Data about app and page elements
------
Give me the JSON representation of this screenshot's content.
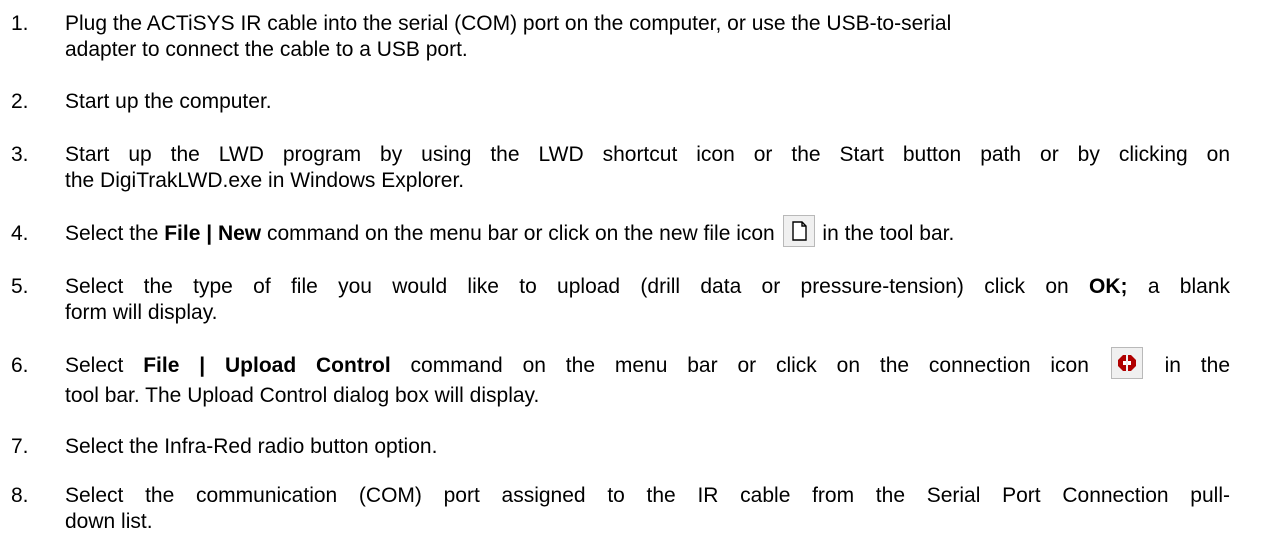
{
  "steps": [
    {
      "number": "1.",
      "line1": "Plug the ACTiSYS IR cable into the serial (COM) port on the computer, or use the USB-to-serial",
      "line2": "adapter to connect the cable to a USB port."
    },
    {
      "number": "2.",
      "text": "Start up the computer."
    },
    {
      "number": "3.",
      "line1": "Start up the LWD program by using the LWD shortcut icon or the Start button path or by clicking on",
      "line2": "the DigiTrakLWD.exe in Windows Explorer."
    },
    {
      "number": "4.",
      "before": "Select the ",
      "bold": "File | New",
      "middle": " command on the menu bar or click on the new file icon ",
      "after": " in the tool bar."
    },
    {
      "number": "5.",
      "line1_before": "Select the type of file you would like to upload (drill data or pressure-tension) click on ",
      "line1_bold": "OK;",
      "line1_after": " a blank",
      "line2": "form will display."
    },
    {
      "number": "6.",
      "before": "Select ",
      "bold": "File | Upload Control",
      "middle": " command on the menu bar or click on the connection icon ",
      "after": " in the",
      "line2": "tool bar. The Upload Control dialog box will display."
    },
    {
      "number": "7.",
      "text": "Select the Infra-Red radio button option."
    },
    {
      "number": "8.",
      "line1": "Select the communication (COM) port assigned to the IR cable from the Serial Port Connection pull-",
      "line2": "down list."
    }
  ],
  "icons": {
    "new_file": "new-file-icon",
    "connection": "connection-icon"
  }
}
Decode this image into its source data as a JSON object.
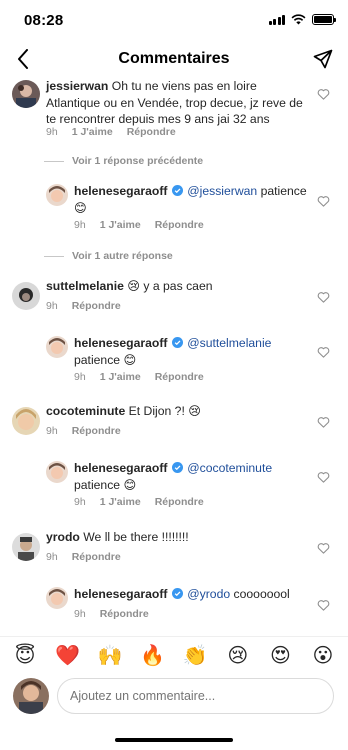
{
  "status": {
    "time": "08:28"
  },
  "nav": {
    "title": "Commentaires"
  },
  "labels": {
    "like": "J'aime",
    "reply": "Répondre"
  },
  "comments": [
    {
      "username": "jessierwan",
      "text": "Oh tu ne viens pas en loire Atlantique ou en Vendée, trop decue, jz reve de te rencontrer depuis mes 9 ans jai 32 ans",
      "time": "9h",
      "likes": "1 J'aime"
    },
    {
      "thread_link": "Voir 1 réponse précédente"
    },
    {
      "username": "helenesegaraoff",
      "mention": "@jessierwan",
      "text": " patience 😊",
      "time": "9h",
      "likes": "1 J'aime"
    },
    {
      "thread_link": "Voir 1 autre réponse"
    },
    {
      "username": "suttelmelanie",
      "text": " 😢  y a pas caen",
      "time": "9h"
    },
    {
      "username": "helenesegaraoff",
      "mention": "@suttelmelanie",
      "text": " patience 😊",
      "time": "9h",
      "likes": "1 J'aime"
    },
    {
      "username": "cocoteminute",
      "text": " Et Dijon ?! 😢",
      "time": "9h"
    },
    {
      "username": "helenesegaraoff",
      "mention": "@cocoteminute",
      "text": " patience 😊",
      "time": "9h",
      "likes": "1 J'aime"
    },
    {
      "username": "yrodo",
      "text": " We ll be there !!!!!!!!",
      "time": "9h"
    },
    {
      "username": "helenesegaraoff",
      "mention": "@yrodo",
      "text": " coooooool",
      "time": "9h"
    }
  ],
  "emoji_bar": [
    "😇",
    "❤️",
    "🙌",
    "🔥",
    "👏",
    "😢",
    "😍",
    "😮"
  ],
  "composer": {
    "placeholder": "Ajoutez un commentaire..."
  },
  "colors": {
    "verified": "#3897f0",
    "mention": "#1f4e9a",
    "muted": "#8e8e8e"
  }
}
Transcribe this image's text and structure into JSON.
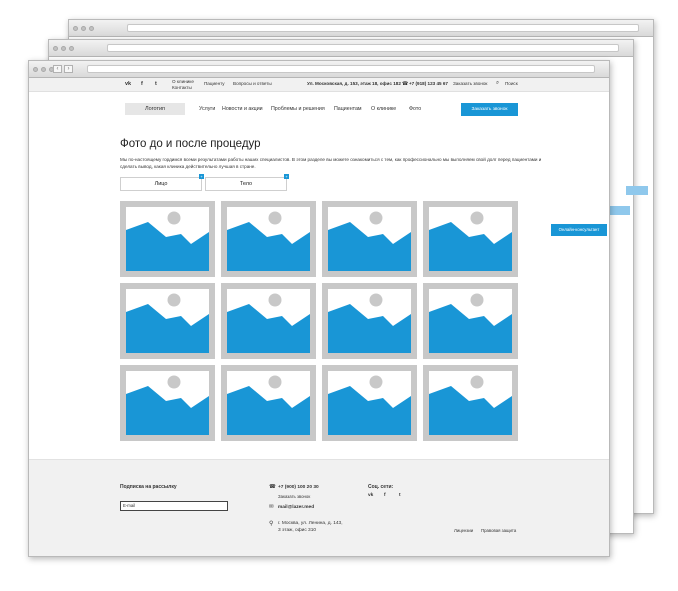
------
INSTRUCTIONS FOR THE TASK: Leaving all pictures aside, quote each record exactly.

REPLY:
Give me the JSON representation of this screenshot's content.
{
  "steps": [
    {
      "number": "1.",
      "line1": "Plug the ACTiSYS IR cable into the serial (COM) port on the computer, or use the USB-to-serial",
      "line2": "adapter to connect the cable to a USB port."
    },
    {
      "number": "2.",
      "text": "Start up the computer."
    },
    {
      "number": "3.",
      "line1": "Start up the LWD program by using the LWD shortcut icon or the Start button path or by clicking on",
      "line2": "the DigiTrakLWD.exe in Windows Explorer."
    },
    {
      "number": "4.",
      "before": "Select the ",
      "bold": "File | New",
      "middle": " command on the menu bar or click on the new file icon ",
      "after": " in the tool bar."
    },
    {
      "number": "5.",
      "line1_before": "Select the type of file you would like to upload (drill data or pressure-tension) click on ",
      "line1_bold": "OK;",
      "line1_after": " a blank",
      "line2": "form will display."
    },
    {
      "number": "6.",
      "before": "Select ",
      "bold": "File | Upload Control",
      "middle": " command on the menu bar or click on the connection icon ",
      "after": " in the",
      "line2": "tool bar. The Upload Control dialog box will display."
    },
    {
      "number": "7.",
      "text": "Select the Infra-Red radio button option."
    },
    {
      "number": "8.",
      "line1": "Select the communication (COM) port assigned to the IR cable from the Serial Port Connection pull-",
      "line2": "down list."
    }
  ],
  "icons": {
    "new_file": "new-file-icon",
    "connection": "connection-icon"
  }
}
Decode this image into its source data as a JSON object.
{
  "status": {
    "time": "08:28"
  },
  "nav": {
    "title": "Commentaires"
  },
  "labels": {
    "like": "J'aime",
    "reply": "Répondre"
  },
  "comments": [
    {
      "username": "jessierwan",
      "text": "Oh tu ne viens pas en loire Atlantique ou en Vendée, trop decue, jz reve de te rencontrer depuis mes 9 ans jai 32 ans",
      "time": "9h",
      "likes": "1 J'aime"
    },
    {
      "thread_link": "Voir 1 réponse précédente"
    },
    {
      "username": "helenesegaraoff",
      "mention": "@jessierwan",
      "text": " patience 😊",
      "time": "9h",
      "likes": "1 J'aime"
    },
    {
      "thread_link": "Voir 1 autre réponse"
    },
    {
      "username": "suttelmelanie",
      "text": " 😢  y a pas caen",
      "time": "9h"
    },
    {
      "username": "helenesegaraoff",
      "mention": "@suttelmelanie",
      "text": " patience 😊",
      "time": "9h",
      "likes": "1 J'aime"
    },
    {
      "username": "cocoteminute",
      "text": " Et Dijon ?! 😢",
      "time": "9h"
    },
    {
      "username": "helenesegaraoff",
      "mention": "@cocoteminute",
      "text": " patience 😊",
      "time": "9h",
      "likes": "1 J'aime"
    },
    {
      "username": "yrodo",
      "text": " We ll be there !!!!!!!!",
      "time": "9h"
    },
    {
      "username": "helenesegaraoff",
      "mention": "@yrodo",
      "text": " coooooool",
      "time": "9h"
    }
  ],
  "emoji_bar": [
    "😇",
    "❤️",
    "🙌",
    "🔥",
    "👏",
    "😢",
    "😍",
    "😮"
  ],
  "composer": {
    "placeholder": "Ajoutez un commentaire..."
  },
  "colors": {
    "verified": "#3897f0",
    "mention": "#1f4e9a",
    "muted": "#8e8e8e"
  }
}
Transcribe this image's text and structure into JSON.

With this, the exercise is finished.